• **HOW TO COMPLETE THIS TASK**
Only a number is wanted here: how many lines in the entries below contain the word "class".

• **RECORDS FOR THIS TASK**
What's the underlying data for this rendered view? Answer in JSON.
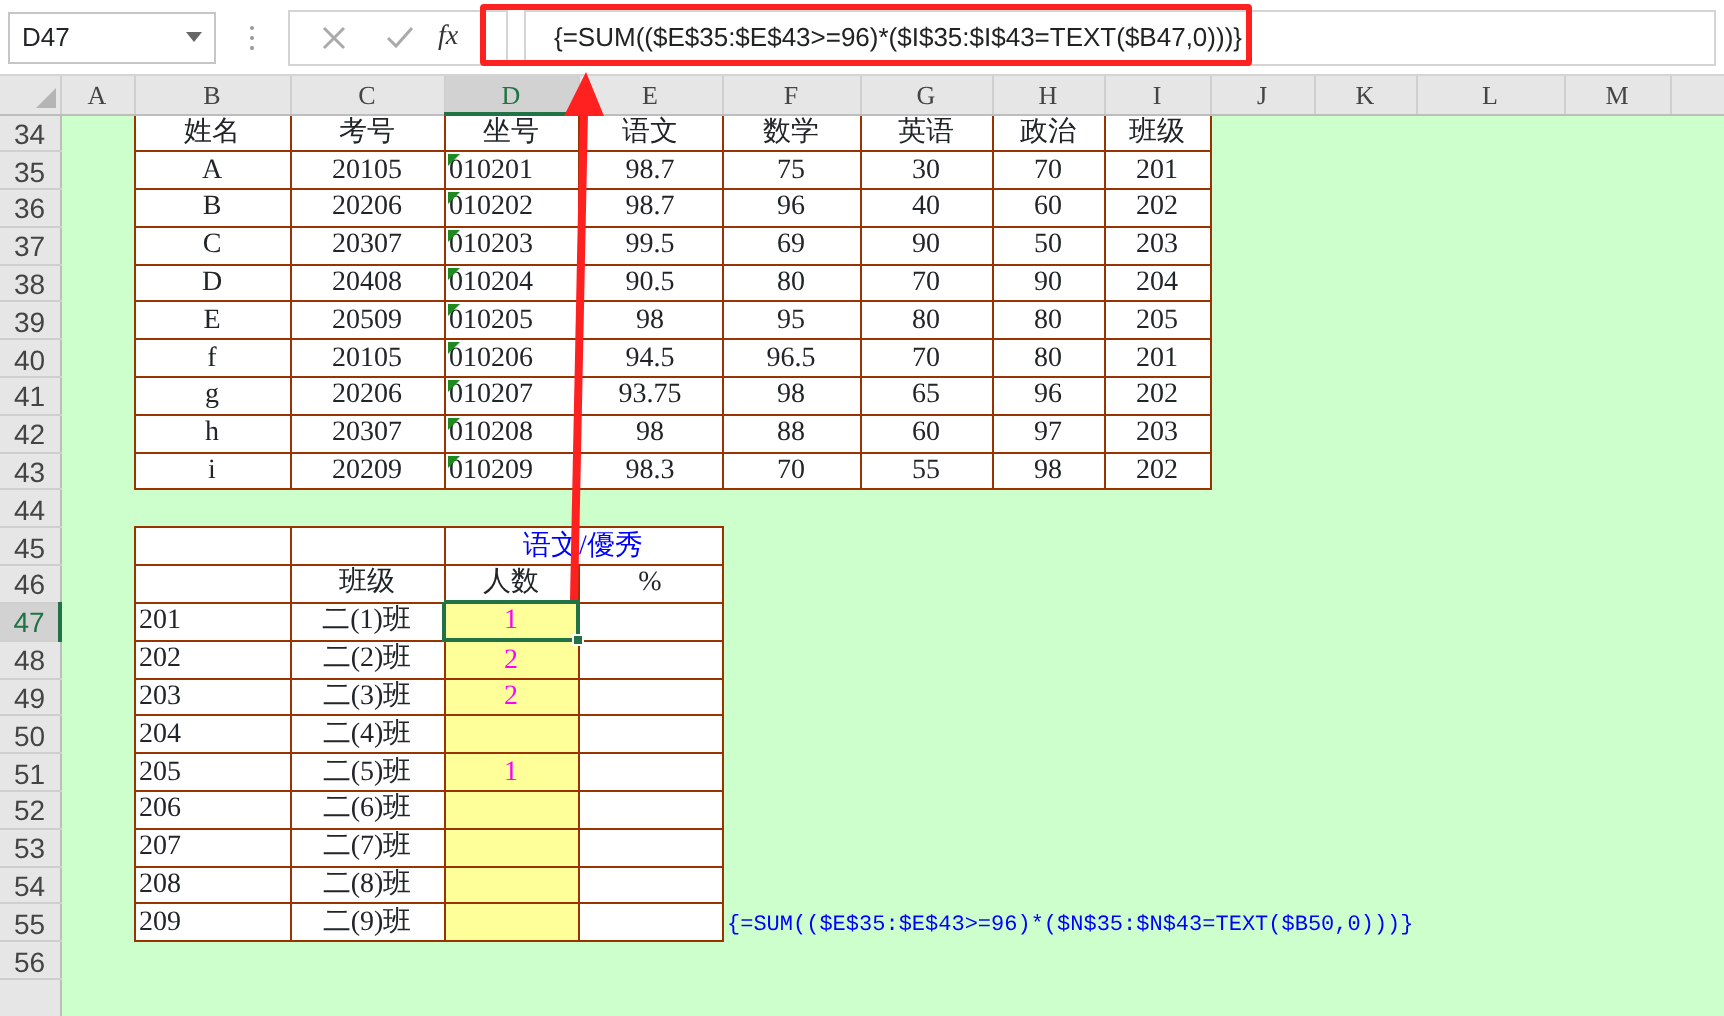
{
  "name_box": {
    "value": "D47"
  },
  "formula_bar": {
    "function_label": "fx",
    "value": "{=SUM(($E$35:$E$43>=96)*($I$35:$I$43=TEXT($B47,0)))}",
    "highlighted": true
  },
  "columns": [
    {
      "label": "A",
      "selected": false
    },
    {
      "label": "B",
      "selected": false
    },
    {
      "label": "C",
      "selected": false
    },
    {
      "label": "D",
      "selected": true
    },
    {
      "label": "E",
      "selected": false
    },
    {
      "label": "F",
      "selected": false
    },
    {
      "label": "G",
      "selected": false
    },
    {
      "label": "H",
      "selected": false
    },
    {
      "label": "I",
      "selected": false
    },
    {
      "label": "J",
      "selected": false
    },
    {
      "label": "K",
      "selected": false
    },
    {
      "label": "L",
      "selected": false
    },
    {
      "label": "M",
      "selected": false
    }
  ],
  "rows": [
    {
      "label": "34",
      "selected": false
    },
    {
      "label": "35",
      "selected": false
    },
    {
      "label": "36",
      "selected": false
    },
    {
      "label": "37",
      "selected": false
    },
    {
      "label": "38",
      "selected": false
    },
    {
      "label": "39",
      "selected": false
    },
    {
      "label": "40",
      "selected": false
    },
    {
      "label": "41",
      "selected": false
    },
    {
      "label": "42",
      "selected": false
    },
    {
      "label": "43",
      "selected": false
    },
    {
      "label": "44",
      "selected": false
    },
    {
      "label": "45",
      "selected": false
    },
    {
      "label": "46",
      "selected": false
    },
    {
      "label": "47",
      "selected": true
    },
    {
      "label": "48",
      "selected": false
    },
    {
      "label": "49",
      "selected": false
    },
    {
      "label": "50",
      "selected": false
    },
    {
      "label": "51",
      "selected": false
    },
    {
      "label": "52",
      "selected": false
    },
    {
      "label": "53",
      "selected": false
    },
    {
      "label": "54",
      "selected": false
    },
    {
      "label": "55",
      "selected": false
    },
    {
      "label": "56",
      "selected": false
    }
  ],
  "scores_table": {
    "columns": [
      "姓名",
      "考号",
      "坐号",
      "语文",
      "数学",
      "英语",
      "政治",
      "班级"
    ],
    "rows": [
      {
        "cells": [
          "A",
          "20105",
          "010201",
          "98.7",
          "75",
          "30",
          "70",
          "201"
        ],
        "seat_flagged": true
      },
      {
        "cells": [
          "B",
          "20206",
          "010202",
          "98.7",
          "96",
          "40",
          "60",
          "202"
        ],
        "seat_flagged": true
      },
      {
        "cells": [
          "C",
          "20307",
          "010203",
          "99.5",
          "69",
          "90",
          "50",
          "203"
        ],
        "seat_flagged": true
      },
      {
        "cells": [
          "D",
          "20408",
          "010204",
          "90.5",
          "80",
          "70",
          "90",
          "204"
        ],
        "seat_flagged": true
      },
      {
        "cells": [
          "E",
          "20509",
          "010205",
          "98",
          "95",
          "80",
          "80",
          "205"
        ],
        "seat_flagged": true
      },
      {
        "cells": [
          "f",
          "20105",
          "010206",
          "94.5",
          "96.5",
          "70",
          "80",
          "201"
        ],
        "seat_flagged": true
      },
      {
        "cells": [
          "g",
          "20206",
          "010207",
          "93.75",
          "98",
          "65",
          "96",
          "202"
        ],
        "seat_flagged": true
      },
      {
        "cells": [
          "h",
          "20307",
          "010208",
          "98",
          "88",
          "60",
          "97",
          "203"
        ],
        "seat_flagged": true
      },
      {
        "cells": [
          "i",
          "20209",
          "010209",
          "98.3",
          "70",
          "55",
          "98",
          "202"
        ],
        "seat_flagged": true
      }
    ]
  },
  "summary_table": {
    "title": "语文/優秀",
    "columns": [
      "班级",
      "人数",
      "%"
    ],
    "rows": [
      {
        "code": "201",
        "class": "二(1)班",
        "count": "1",
        "selected": true
      },
      {
        "code": "202",
        "class": "二(2)班",
        "count": "2",
        "selected": false
      },
      {
        "code": "203",
        "class": "二(3)班",
        "count": "2",
        "selected": false
      },
      {
        "code": "204",
        "class": "二(4)班",
        "selected": false
      },
      {
        "code": "205",
        "class": "二(5)班",
        "count": "1",
        "selected": false
      },
      {
        "code": "206",
        "class": "二(6)班",
        "selected": false
      },
      {
        "code": "207",
        "class": "二(7)班",
        "selected": false
      },
      {
        "code": "208",
        "class": "二(8)班",
        "selected": false
      },
      {
        "code": "209",
        "class": "二(9)班",
        "selected": false
      }
    ]
  },
  "note": {
    "text": "{=SUM(($E$35:$E$43>=96)*($N$35:$N$43=TEXT($B50,0)))}"
  }
}
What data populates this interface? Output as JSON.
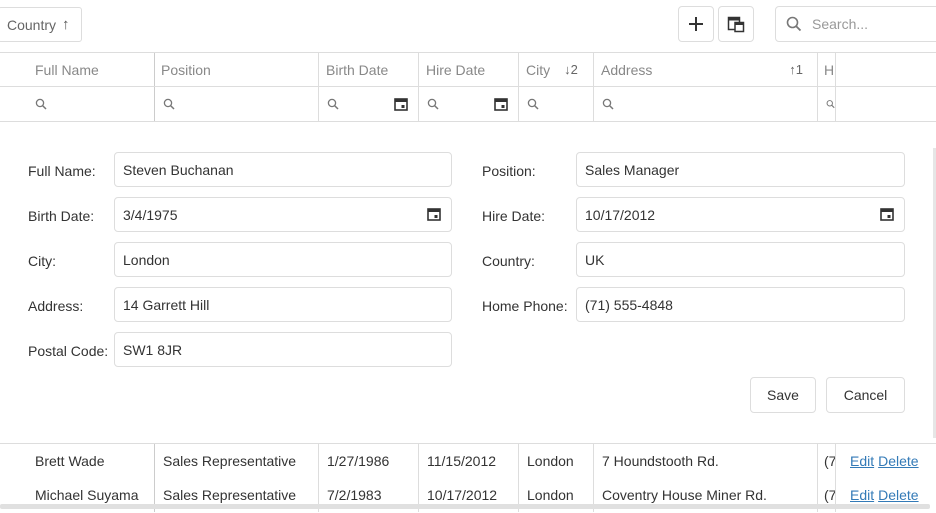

• **EXERCISE SOLUTION**
9